Web page and app entries =
━━━━━━━━━━━━━━━━━━━━

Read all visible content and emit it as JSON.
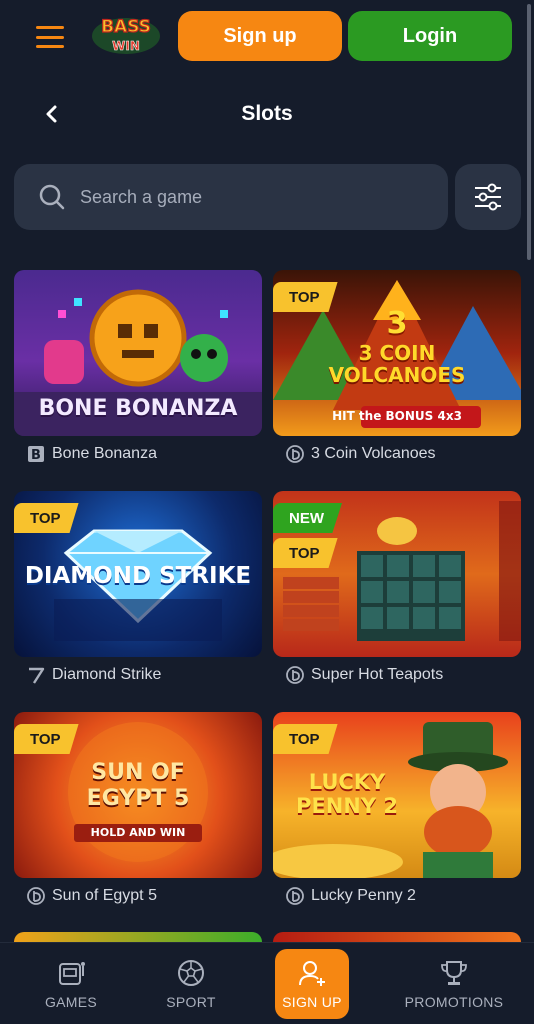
{
  "header": {
    "logo_text": "BASS WIN",
    "signup_label": "Sign up",
    "login_label": "Login"
  },
  "page": {
    "title": "Slots"
  },
  "search": {
    "placeholder": "Search a game"
  },
  "games": [
    {
      "name": "Bone Bonanza",
      "art_title": "BONE BONANZA",
      "badges": [],
      "provider_icon": "b-square-icon"
    },
    {
      "name": "3 Coin Volcanoes",
      "art_title": "3 COIN VOLCANOES",
      "art_sub": "HIT the BONUS 4x3",
      "badges": [
        "TOP"
      ],
      "provider_icon": "d-circle-icon"
    },
    {
      "name": "Diamond Strike",
      "art_title": "DIAMOND STRIKE",
      "badges": [
        "TOP"
      ],
      "provider_icon": "seven-icon"
    },
    {
      "name": "Super Hot Teapots",
      "badges": [
        "NEW",
        "TOP"
      ],
      "provider_icon": "d-circle-icon"
    },
    {
      "name": "Sun of Egypt 5",
      "art_title": "SUN OF EGYPT 5",
      "art_sub": "HOLD AND WIN",
      "badges": [
        "TOP"
      ],
      "provider_icon": "d-circle-icon"
    },
    {
      "name": "Lucky Penny 2",
      "art_title": "LUCKY PENNY 2",
      "badges": [
        "TOP"
      ],
      "provider_icon": "d-circle-icon"
    }
  ],
  "bottom_nav": [
    {
      "label": "GAMES",
      "icon": "slot-machine-icon"
    },
    {
      "label": "SPORT",
      "icon": "soccer-ball-icon"
    },
    {
      "label": "SIGN UP",
      "icon": "add-user-icon",
      "active": true
    },
    {
      "label": "PROMOTIONS",
      "icon": "trophy-icon"
    }
  ],
  "colors": {
    "background": "#151c2b",
    "accent_orange": "#f68712",
    "login_green": "#2b9a22",
    "badge_top": "#f8c22d",
    "badge_new": "#2fa41f"
  }
}
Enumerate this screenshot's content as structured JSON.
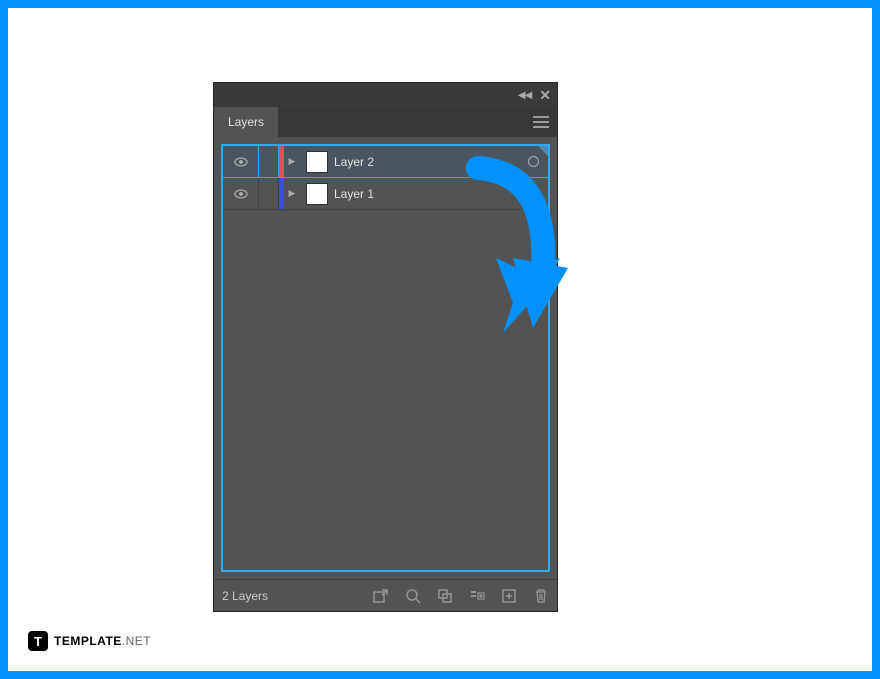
{
  "panel": {
    "tab_label": "Layers",
    "layer_count_text": "2 Layers"
  },
  "layers": [
    {
      "name": "Layer 2",
      "color": "#e74c5a",
      "selected": true,
      "show_target": true
    },
    {
      "name": "Layer 1",
      "color": "#3a4ed8",
      "selected": false,
      "show_target": false
    }
  ],
  "brand": {
    "icon_letter": "T",
    "name_bold": "TEMPLATE",
    "name_light": ".NET"
  },
  "colors": {
    "accent": "#0091ff",
    "highlight": "#32a7f3"
  }
}
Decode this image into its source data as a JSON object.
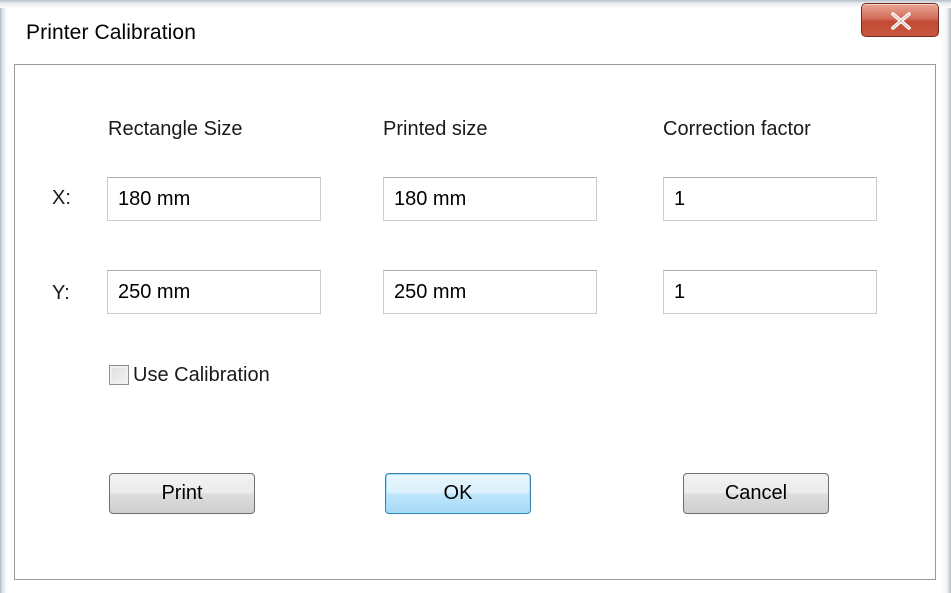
{
  "window": {
    "title": "Printer Calibration",
    "close_icon": "close-x-icon",
    "close_color": "#c9573f"
  },
  "columns": {
    "rectangle_size": "Rectangle Size",
    "printed_size": "Printed size",
    "correction_factor": "Correction factor"
  },
  "rows": {
    "x": {
      "label": "X:",
      "rectangle_size": "180 mm",
      "printed_size": "180 mm",
      "correction_factor": "1"
    },
    "y": {
      "label": "Y:",
      "rectangle_size": "250 mm",
      "printed_size": "250 mm",
      "correction_factor": "1"
    }
  },
  "use_calibration": {
    "label": "Use Calibration",
    "checked": false
  },
  "buttons": {
    "print": "Print",
    "ok": "OK",
    "cancel": "Cancel"
  },
  "colors": {
    "default_button_accent": "#3c7fb1"
  }
}
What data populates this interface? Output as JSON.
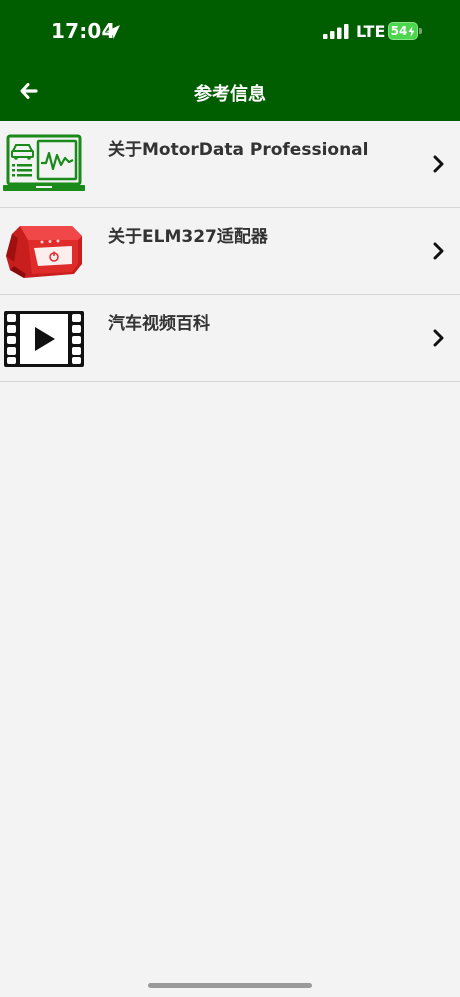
{
  "status_bar": {
    "time": "17:04",
    "network": "LTE",
    "battery_level": "54",
    "icons": [
      "location-arrow-icon",
      "signal-bars-icon",
      "battery-charging-icon"
    ]
  },
  "nav": {
    "title": "参考信息",
    "back_icon": "arrow-left-icon"
  },
  "items": [
    {
      "label": "关于MotorData Professional",
      "icon": "laptop-diagnostics-icon"
    },
    {
      "label": "关于ELM327适配器",
      "icon": "obd-adapter-icon"
    },
    {
      "label": "汽车视频百科",
      "icon": "video-film-icon"
    }
  ],
  "colors": {
    "header": "#005d00",
    "background": "#f3f3f3",
    "text": "#333333",
    "divider": "#d6d6d6",
    "battery": "#4bd64b",
    "icon_green": "#1a8a1a",
    "adapter_red": "#e02b2b"
  }
}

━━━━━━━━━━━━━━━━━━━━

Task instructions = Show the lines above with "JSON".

Solved exercise =
Read all visible content and emit it as JSON.
Enumerate this screenshot's content as structured JSON.
Decode this image into its source data as a JSON object.
What data populates this interface? Output as JSON.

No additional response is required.